[Web page and app entries]
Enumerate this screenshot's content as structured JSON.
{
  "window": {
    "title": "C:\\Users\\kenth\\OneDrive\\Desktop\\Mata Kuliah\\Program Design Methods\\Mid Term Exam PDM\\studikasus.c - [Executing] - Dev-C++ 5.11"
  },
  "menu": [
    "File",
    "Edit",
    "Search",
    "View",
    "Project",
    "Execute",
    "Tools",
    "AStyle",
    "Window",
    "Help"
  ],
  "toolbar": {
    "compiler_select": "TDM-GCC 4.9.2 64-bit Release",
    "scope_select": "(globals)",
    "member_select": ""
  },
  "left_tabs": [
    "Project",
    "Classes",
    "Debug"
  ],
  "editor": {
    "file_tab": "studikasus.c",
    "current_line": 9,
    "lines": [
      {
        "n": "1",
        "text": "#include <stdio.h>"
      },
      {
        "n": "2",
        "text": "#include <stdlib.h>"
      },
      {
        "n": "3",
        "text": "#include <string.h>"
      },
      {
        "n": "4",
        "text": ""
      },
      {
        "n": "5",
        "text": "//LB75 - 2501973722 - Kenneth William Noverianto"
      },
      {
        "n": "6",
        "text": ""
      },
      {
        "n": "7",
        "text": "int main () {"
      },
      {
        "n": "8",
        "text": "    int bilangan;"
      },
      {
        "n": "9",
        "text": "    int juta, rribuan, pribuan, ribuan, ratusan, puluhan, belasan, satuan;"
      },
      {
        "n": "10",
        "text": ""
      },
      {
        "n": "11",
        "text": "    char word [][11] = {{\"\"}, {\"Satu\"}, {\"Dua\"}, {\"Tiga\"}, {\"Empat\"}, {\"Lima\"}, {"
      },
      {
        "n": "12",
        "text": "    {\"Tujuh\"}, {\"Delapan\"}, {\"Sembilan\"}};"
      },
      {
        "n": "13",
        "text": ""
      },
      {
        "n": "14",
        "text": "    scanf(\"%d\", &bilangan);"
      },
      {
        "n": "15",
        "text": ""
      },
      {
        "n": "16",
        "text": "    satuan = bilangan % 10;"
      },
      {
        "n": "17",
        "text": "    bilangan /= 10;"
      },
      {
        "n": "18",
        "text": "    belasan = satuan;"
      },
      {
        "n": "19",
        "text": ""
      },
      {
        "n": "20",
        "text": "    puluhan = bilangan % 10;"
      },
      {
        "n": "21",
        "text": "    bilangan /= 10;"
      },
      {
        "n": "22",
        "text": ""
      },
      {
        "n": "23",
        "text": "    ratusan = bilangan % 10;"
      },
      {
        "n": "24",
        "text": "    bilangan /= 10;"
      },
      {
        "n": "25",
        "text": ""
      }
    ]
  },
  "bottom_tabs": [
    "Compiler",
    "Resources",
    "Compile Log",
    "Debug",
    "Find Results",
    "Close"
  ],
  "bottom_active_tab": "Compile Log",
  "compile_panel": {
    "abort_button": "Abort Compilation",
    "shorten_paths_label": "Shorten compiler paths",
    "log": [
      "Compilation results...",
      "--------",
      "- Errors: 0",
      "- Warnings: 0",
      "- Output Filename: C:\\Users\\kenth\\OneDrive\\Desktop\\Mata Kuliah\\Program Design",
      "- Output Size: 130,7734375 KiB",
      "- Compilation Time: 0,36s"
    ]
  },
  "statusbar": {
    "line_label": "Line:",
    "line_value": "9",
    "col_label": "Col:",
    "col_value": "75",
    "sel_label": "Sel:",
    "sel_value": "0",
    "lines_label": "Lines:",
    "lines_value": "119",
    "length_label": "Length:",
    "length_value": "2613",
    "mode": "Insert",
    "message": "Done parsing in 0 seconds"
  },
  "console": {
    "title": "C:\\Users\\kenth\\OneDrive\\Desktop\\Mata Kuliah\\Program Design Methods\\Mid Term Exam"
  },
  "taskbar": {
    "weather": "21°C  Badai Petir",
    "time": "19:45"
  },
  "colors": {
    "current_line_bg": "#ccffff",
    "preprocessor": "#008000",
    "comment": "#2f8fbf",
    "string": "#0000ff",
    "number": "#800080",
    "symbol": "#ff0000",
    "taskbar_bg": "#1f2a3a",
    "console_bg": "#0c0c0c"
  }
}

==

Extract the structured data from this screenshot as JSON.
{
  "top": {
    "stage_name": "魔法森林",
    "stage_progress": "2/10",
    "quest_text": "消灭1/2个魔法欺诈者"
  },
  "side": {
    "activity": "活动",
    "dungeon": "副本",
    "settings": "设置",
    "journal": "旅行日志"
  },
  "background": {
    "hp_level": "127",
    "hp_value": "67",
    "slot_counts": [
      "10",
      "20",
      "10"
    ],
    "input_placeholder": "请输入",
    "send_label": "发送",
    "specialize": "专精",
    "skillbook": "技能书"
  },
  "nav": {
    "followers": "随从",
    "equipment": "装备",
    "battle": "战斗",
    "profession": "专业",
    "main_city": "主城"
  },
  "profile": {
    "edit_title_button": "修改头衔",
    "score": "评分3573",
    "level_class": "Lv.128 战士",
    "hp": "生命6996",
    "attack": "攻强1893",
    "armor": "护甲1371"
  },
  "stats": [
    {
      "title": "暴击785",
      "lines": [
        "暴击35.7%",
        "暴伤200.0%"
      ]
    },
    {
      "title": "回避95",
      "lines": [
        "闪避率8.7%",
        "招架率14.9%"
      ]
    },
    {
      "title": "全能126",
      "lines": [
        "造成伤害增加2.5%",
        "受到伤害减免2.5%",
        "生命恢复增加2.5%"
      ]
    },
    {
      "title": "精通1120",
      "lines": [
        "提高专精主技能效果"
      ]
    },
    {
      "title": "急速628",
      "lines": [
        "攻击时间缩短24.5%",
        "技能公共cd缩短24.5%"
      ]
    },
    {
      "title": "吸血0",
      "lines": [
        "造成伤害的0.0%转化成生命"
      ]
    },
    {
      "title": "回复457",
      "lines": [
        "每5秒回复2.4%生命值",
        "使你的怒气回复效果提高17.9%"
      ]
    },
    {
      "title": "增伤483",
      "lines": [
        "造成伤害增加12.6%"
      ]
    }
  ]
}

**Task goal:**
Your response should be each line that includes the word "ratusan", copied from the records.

**Problem solution:**
        "text": "    int juta, rribuan, pribuan, ribuan, ratusan, puluhan, belasan, satuan;"
        "text": "    ratusan = bilangan % 10;"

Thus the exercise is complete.